Every record listed below should be copied exactly.

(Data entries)
● ● ●

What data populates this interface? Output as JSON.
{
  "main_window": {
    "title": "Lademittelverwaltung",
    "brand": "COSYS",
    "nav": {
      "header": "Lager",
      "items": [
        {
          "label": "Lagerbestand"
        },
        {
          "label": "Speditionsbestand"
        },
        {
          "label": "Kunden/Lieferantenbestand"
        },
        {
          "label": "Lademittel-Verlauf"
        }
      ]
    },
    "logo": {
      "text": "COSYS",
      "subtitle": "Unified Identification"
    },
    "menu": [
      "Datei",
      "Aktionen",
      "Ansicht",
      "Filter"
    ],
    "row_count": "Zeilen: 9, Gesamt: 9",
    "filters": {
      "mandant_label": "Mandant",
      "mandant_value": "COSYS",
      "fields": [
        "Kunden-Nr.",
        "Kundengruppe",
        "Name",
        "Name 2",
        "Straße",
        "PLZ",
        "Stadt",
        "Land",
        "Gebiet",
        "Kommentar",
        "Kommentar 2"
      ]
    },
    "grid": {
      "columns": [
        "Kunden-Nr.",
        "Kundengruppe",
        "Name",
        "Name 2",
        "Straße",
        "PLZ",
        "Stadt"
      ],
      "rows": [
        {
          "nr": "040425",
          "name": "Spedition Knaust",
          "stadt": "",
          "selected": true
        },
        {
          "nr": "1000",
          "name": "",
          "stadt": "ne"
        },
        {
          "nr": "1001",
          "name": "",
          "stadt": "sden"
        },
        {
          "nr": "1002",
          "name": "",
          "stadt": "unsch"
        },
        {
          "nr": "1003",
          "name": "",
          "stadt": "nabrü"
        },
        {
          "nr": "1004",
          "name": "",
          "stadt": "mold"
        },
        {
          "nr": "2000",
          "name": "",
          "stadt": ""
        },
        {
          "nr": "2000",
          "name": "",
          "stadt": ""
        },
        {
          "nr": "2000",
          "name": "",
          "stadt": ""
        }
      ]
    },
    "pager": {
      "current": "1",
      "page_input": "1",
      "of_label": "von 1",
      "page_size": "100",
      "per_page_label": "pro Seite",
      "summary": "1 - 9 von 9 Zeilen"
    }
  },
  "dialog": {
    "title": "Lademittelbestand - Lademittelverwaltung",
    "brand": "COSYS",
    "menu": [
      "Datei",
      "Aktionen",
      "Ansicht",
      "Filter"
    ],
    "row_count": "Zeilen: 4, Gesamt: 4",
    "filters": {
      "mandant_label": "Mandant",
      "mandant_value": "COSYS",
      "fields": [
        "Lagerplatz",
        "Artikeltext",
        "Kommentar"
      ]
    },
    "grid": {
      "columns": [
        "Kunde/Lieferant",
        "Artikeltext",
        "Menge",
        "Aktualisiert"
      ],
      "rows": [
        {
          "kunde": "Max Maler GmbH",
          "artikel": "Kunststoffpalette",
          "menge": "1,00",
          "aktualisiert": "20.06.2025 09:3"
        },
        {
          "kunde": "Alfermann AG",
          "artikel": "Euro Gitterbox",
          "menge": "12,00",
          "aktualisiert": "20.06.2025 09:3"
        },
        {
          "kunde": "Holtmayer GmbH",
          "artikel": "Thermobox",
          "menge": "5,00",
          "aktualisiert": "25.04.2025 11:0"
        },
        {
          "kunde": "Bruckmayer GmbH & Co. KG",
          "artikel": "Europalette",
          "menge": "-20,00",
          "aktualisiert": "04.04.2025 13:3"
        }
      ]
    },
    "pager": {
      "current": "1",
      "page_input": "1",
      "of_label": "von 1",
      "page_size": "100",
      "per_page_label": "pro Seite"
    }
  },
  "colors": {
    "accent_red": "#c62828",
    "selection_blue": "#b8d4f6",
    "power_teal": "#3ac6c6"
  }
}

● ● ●

Task response.
What data populates this interface? Output as JSON.
{
  "main_window": {
    "title": "Lademittelverwaltung",
    "brand": "COSYS",
    "nav": {
      "header": "Lager",
      "items": [
        {
          "label": "Lagerbestand"
        },
        {
          "label": "Speditionsbestand"
        },
        {
          "label": "Kunden/Lieferantenbestand"
        },
        {
          "label": "Lademittel-Verlauf"
        }
      ]
    },
    "logo": {
      "text": "COSYS",
      "subtitle": "Unified Identification"
    },
    "menu": [
      "Datei",
      "Aktionen",
      "Ansicht",
      "Filter"
    ],
    "row_count": "Zeilen: 9, Gesamt: 9",
    "filters": {
      "mandant_label": "Mandant",
      "mandant_value": "COSYS",
      "fields": [
        "Kunden-Nr.",
        "Kundengruppe",
        "Name",
        "Name 2",
        "Straße",
        "PLZ",
        "Stadt",
        "Land",
        "Gebiet",
        "Kommentar",
        "Kommentar 2"
      ]
    },
    "grid": {
      "columns": [
        "Kunden-Nr.",
        "Kundengruppe",
        "Name",
        "Name 2",
        "Straße",
        "PLZ",
        "Stadt"
      ],
      "rows": [
        {
          "nr": "040425",
          "name": "Spedition Knaust",
          "stadt": "",
          "selected": true
        },
        {
          "nr": "1000",
          "name": "",
          "stadt": "ne"
        },
        {
          "nr": "1001",
          "name": "",
          "stadt": "sden"
        },
        {
          "nr": "1002",
          "name": "",
          "stadt": "unsch"
        },
        {
          "nr": "1003",
          "name": "",
          "stadt": "nabrü"
        },
        {
          "nr": "1004",
          "name": "",
          "stadt": "mold"
        },
        {
          "nr": "2000",
          "name": "",
          "stadt": ""
        },
        {
          "nr": "2000",
          "name": "",
          "stadt": ""
        },
        {
          "nr": "2000",
          "name": "",
          "stadt": ""
        }
      ]
    },
    "pager": {
      "current": "1",
      "page_input": "1",
      "of_label": "von 1",
      "page_size": "100",
      "per_page_label": "pro Seite",
      "summary": "1 - 9 von 9 Zeilen"
    }
  },
  "dialog": {
    "title": "Lademittelbestand - Lademittelverwaltung",
    "brand": "COSYS",
    "menu": [
      "Datei",
      "Aktionen",
      "Ansicht",
      "Filter"
    ],
    "row_count": "Zeilen: 4, Gesamt: 4",
    "filters": {
      "mandant_label": "Mandant",
      "mandant_value": "COSYS",
      "fields": [
        "Lagerplatz",
        "Artikeltext",
        "Kommentar"
      ]
    },
    "grid": {
      "columns": [
        "Kunde/Lieferant",
        "Artikeltext",
        "Menge",
        "Aktualisiert"
      ],
      "rows": [
        {
          "kunde": "Max Maler GmbH",
          "artikel": "Kunststoffpalette",
          "menge": "1,00",
          "aktualisiert": "20.06.2025 09:3"
        },
        {
          "kunde": "Alfermann AG",
          "artikel": "Euro Gitterbox",
          "menge": "12,00",
          "aktualisiert": "20.06.2025 09:3"
        },
        {
          "kunde": "Holtmayer GmbH",
          "artikel": "Thermobox",
          "menge": "5,00",
          "aktualisiert": "25.04.2025 11:0"
        },
        {
          "kunde": "Bruckmayer GmbH & Co. KG",
          "artikel": "Europalette",
          "menge": "-20,00",
          "aktualisiert": "04.04.2025 13:3"
        }
      ]
    },
    "pager": {
      "current": "1",
      "page_input": "1",
      "of_label": "von 1",
      "page_size": "100",
      "per_page_label": "pro Seite"
    }
  },
  "colors": {
    "accent_red": "#c62828",
    "selection_blue": "#b8d4f6",
    "power_teal": "#3ac6c6"
  }
}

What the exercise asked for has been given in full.